From the Sports Guy’s perspective, a team from a mid-major who has a record of 27-5 has proven they win games. Teams from mid-majors who have records like this are typically upper-class dominated and those players have a chemistry of playing together for three and sometimes four years. Despite not playing a schedule that is loaded with top level competition, these teams are usually very hard to shake emotionally. They’ve played as a family and handle adversity pretty well. They may have come to college as a 1-star recruit or maybe even a walk-on, but they’ve developed into a 3- or 4-star player by the time their senior season has come along. Teams like these, you have no question about their attitude and hunger to show the rest of the nation their brand and what others missed on them.

From the Sports Lion’s perspective, a team from a power conference who has a record of 19-12 has battled most of the season against superior competition. And, hey, 19-12 is still a pretty good record. Many times, these teams are a mix of all classes. Occasionally, they’re led by a freshman or sophomore. These teams might not have the experience as the top level mid-majors, but they far exceed those teams in natural talent at a younger age. Many of these players have come to college as 3- and 4- star recruits from jump street and might have been offered scholarships when they were still in high school. The talent is undeniable, but sometimes the work ethic is. The ceiling might be higher, but the basement can also be lower. But the fact that they’ve had to prove their worth two or three times per week all season, 19-12 is more than deserving.

When you look at power rankings, there’s no denying who holds the majority of the top spots – the power conferences do. And there’s good reason for it. 90 to, sometimes, 100% of their teams have winning records after non-conference play. When they’ve played teams from mid- and low-majors, they have won most of those games. Then conference season comes around and you’re playing 65-75% of your overall schedule against these same teams that contributed to their conference dominating non-conference opponents. This is why the power conference teams get multiple times the amount of games against Quadrant 1 and 2(NET term for higher ranked teams) competition.

Every year, you have a few mid- to low-major teams who jump out from the pack of their conferences, surprise a nationally ranked opponent, then run their conference to a record of 27-5. This isn’t counting Gonzaga, who is technically a mid-major but plays almost exclusively a non-conference schedule of national heavyweights – and wins, year in and year out. The problem is these upstarts might only have one or two real shots to make a name for themselves. If they do, they do get pushed towards the front of the mid-major line. But once conference season rolls around, they usually have a schedule of teams that rarely exceed the top 125 or 150. It’s impossible to build a real resume with 25 to 28 of your games coming against also-rans.

The record of a mid-major, many times, is like shiny new flag pole, but it’s not planted very deep(lacking a foundation or support). When compared to a slightly shorter flag pole, from a power conference team, that has been buried four feet deep with cement.
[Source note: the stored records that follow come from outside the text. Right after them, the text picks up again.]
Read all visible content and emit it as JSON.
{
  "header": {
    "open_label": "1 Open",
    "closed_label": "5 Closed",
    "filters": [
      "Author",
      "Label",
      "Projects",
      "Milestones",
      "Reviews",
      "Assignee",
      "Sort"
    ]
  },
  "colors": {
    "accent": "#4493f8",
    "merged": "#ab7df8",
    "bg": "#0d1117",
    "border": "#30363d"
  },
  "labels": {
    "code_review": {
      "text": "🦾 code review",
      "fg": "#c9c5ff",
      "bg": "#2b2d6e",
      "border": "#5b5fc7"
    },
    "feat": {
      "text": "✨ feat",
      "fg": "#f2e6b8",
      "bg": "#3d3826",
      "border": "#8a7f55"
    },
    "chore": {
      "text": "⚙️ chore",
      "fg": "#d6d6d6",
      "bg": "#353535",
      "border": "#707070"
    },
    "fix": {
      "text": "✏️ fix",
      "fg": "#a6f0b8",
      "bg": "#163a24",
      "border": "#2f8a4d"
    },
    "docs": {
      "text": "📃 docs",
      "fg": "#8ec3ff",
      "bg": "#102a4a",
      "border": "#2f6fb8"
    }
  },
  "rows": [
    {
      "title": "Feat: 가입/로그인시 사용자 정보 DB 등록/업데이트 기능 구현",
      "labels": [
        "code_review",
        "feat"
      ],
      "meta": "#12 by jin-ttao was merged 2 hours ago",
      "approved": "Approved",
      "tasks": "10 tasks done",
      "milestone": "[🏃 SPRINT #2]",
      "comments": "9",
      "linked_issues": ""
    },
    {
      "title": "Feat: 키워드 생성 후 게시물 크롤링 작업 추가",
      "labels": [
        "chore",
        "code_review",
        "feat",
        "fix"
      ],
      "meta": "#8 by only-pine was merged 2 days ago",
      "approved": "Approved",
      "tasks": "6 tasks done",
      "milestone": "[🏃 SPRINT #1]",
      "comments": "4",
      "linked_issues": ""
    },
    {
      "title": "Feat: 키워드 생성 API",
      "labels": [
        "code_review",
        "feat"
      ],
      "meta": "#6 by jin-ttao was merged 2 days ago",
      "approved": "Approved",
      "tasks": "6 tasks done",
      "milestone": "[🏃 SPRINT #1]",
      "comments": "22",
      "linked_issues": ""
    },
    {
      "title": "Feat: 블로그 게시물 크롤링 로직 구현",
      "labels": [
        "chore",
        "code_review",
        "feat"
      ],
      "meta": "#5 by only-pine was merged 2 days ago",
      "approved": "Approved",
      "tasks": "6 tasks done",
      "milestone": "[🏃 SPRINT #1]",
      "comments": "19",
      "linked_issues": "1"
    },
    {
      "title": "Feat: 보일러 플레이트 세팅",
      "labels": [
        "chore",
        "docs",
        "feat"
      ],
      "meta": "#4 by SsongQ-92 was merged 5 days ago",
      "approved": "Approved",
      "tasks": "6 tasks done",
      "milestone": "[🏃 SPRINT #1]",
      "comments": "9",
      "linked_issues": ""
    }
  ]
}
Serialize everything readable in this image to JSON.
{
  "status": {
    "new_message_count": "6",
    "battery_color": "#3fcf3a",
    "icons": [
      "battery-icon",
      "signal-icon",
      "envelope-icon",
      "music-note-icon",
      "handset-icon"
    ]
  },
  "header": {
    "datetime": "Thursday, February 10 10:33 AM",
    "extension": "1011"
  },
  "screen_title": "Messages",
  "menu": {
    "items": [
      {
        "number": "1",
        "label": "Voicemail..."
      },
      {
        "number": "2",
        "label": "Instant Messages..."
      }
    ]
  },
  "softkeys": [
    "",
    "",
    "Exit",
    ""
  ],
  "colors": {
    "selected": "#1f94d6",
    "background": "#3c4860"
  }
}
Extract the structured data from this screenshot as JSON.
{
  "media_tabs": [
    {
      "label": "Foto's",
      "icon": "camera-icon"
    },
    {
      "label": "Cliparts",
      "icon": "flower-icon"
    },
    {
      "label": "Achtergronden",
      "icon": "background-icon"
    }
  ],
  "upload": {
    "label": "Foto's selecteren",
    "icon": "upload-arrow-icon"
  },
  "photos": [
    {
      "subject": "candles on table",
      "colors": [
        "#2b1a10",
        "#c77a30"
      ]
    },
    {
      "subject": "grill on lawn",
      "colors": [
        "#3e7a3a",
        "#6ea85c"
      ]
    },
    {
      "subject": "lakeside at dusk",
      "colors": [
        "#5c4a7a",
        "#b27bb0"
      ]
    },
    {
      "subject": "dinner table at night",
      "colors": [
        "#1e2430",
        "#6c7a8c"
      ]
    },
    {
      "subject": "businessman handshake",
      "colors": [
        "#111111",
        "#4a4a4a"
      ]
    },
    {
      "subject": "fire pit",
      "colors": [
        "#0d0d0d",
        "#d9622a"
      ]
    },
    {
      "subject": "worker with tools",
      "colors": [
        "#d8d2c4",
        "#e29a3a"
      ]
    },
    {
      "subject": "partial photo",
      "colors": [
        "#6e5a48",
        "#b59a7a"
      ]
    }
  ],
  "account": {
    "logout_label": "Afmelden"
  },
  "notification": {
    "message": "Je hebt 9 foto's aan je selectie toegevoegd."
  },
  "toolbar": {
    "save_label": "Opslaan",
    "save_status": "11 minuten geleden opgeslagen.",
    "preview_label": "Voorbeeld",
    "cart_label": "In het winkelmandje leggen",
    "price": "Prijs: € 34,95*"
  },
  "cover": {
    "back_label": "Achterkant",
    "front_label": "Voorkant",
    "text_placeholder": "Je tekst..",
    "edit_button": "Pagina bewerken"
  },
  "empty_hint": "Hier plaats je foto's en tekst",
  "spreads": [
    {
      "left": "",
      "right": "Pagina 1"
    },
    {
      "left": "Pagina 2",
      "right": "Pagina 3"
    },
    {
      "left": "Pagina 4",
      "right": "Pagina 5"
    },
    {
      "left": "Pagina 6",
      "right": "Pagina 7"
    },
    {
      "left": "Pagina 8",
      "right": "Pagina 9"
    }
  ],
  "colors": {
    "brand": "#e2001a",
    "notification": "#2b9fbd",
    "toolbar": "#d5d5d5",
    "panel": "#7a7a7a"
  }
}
In other words, you know what you’re seeing with a power conference team. That’s not to say the “little guy” shouldn’t be appreciated, but that record does come with some question marks. It’s a very delicate balance. And when it comes to bracketology, trying to compare the apples and the oranges is very difficult sometimes.

So who is right?

In a way, both are. But there’s still 36 spots that go to at-large teams in the bracket. The “little guys” who deserve it, shouldn’t be automatically snubbed because they didn’t get the number of chances a power conference team did. Sometimes doing more with less is better than doing more with a lot more. This is where I always run into problems making a bracket. I give too much credit to the overachievers and discount the underachievers too much. But if I had to choose who’s more right?…

Sports Lion, 55% to 45%.